» Exercise input:
========================================================================

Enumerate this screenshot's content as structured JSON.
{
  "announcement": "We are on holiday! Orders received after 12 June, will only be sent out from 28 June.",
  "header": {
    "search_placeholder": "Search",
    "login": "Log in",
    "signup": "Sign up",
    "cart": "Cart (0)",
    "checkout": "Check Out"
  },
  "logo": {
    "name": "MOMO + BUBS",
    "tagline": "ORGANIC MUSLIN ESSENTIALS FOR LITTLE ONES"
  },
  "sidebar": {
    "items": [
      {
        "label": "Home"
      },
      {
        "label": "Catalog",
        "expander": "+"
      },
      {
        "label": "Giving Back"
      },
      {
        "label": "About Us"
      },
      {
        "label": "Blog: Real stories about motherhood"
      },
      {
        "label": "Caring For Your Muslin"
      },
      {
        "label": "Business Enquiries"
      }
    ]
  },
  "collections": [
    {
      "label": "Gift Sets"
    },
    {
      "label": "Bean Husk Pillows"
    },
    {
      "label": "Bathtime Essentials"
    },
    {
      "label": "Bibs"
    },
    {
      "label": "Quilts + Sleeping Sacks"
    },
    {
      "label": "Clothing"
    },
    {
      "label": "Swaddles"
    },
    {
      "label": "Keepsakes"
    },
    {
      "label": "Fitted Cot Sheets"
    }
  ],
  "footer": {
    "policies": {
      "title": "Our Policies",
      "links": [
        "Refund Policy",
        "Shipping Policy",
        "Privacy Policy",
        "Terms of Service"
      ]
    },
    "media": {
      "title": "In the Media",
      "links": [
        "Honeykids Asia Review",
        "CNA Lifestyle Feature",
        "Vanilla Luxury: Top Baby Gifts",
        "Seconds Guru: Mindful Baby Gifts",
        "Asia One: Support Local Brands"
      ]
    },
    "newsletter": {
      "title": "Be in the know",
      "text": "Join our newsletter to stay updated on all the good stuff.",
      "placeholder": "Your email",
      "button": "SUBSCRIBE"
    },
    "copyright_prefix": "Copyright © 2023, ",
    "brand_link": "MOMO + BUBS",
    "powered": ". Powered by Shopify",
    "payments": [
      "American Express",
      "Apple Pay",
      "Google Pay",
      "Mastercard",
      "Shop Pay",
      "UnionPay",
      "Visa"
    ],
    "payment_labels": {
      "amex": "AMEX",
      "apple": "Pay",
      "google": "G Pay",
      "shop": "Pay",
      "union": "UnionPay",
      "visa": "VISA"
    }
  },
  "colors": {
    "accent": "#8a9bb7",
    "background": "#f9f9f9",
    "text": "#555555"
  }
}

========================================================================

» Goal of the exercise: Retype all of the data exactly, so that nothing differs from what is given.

» Final answer:
Enumerate this screenshot's content as structured JSON.
{
  "announcement": "We are on holiday! Orders received after 12 June, will only be sent out from 28 June.",
  "header": {
    "search_placeholder": "Search",
    "login": "Log in",
    "signup": "Sign up",
    "cart": "Cart (0)",
    "checkout": "Check Out"
  },
  "logo": {
    "name": "MOMO + BUBS",
    "tagline": "ORGANIC MUSLIN ESSENTIALS FOR LITTLE ONES"
  },
  "sidebar": {
    "items": [
      {
        "label": "Home"
      },
      {
        "label": "Catalog",
        "expander": "+"
      },
      {
        "label": "Giving Back"
      },
      {
        "label": "About Us"
      },
      {
        "label": "Blog: Real stories about motherhood"
      },
      {
        "label": "Caring For Your Muslin"
      },
      {
        "label": "Business Enquiries"
      }
    ]
  },
  "collections": [
    {
      "label": "Gift Sets"
    },
    {
      "label": "Bean Husk Pillows"
    },
    {
      "label": "Bathtime Essentials"
    },
    {
      "label": "Bibs"
    },
    {
      "label": "Quilts + Sleeping Sacks"
    },
    {
      "label": "Clothing"
    },
    {
      "label": "Swaddles"
    },
    {
      "label": "Keepsakes"
    },
    {
      "label": "Fitted Cot Sheets"
    }
  ],
  "footer": {
    "policies": {
      "title": "Our Policies",
      "links": [
        "Refund Policy",
        "Shipping Policy",
        "Privacy Policy",
        "Terms of Service"
      ]
    },
    "media": {
      "title": "In the Media",
      "links": [
        "Honeykids Asia Review",
        "CNA Lifestyle Feature",
        "Vanilla Luxury: Top Baby Gifts",
        "Seconds Guru: Mindful Baby Gifts",
        "Asia One: Support Local Brands"
      ]
    },
    "newsletter": {
      "title": "Be in the know",
      "text": "Join our newsletter to stay updated on all the good stuff.",
      "placeholder": "Your email",
      "button": "SUBSCRIBE"
    },
    "copyright_prefix": "Copyright © 2023, ",
    "brand_link": "MOMO + BUBS",
    "powered": ". Powered by Shopify",
    "payments": [
      "American Express",
      "Apple Pay",
      "Google Pay",
      "Mastercard",
      "Shop Pay",
      "UnionPay",
      "Visa"
    ],
    "payment_labels": {
      "amex": "AMEX",
      "apple": "Pay",
      "google": "G Pay",
      "shop": "Pay",
      "union": "UnionPay",
      "visa": "VISA"
    }
  },
  "colors": {
    "accent": "#8a9bb7",
    "background": "#f9f9f9",
    "text": "#555555"
  }
}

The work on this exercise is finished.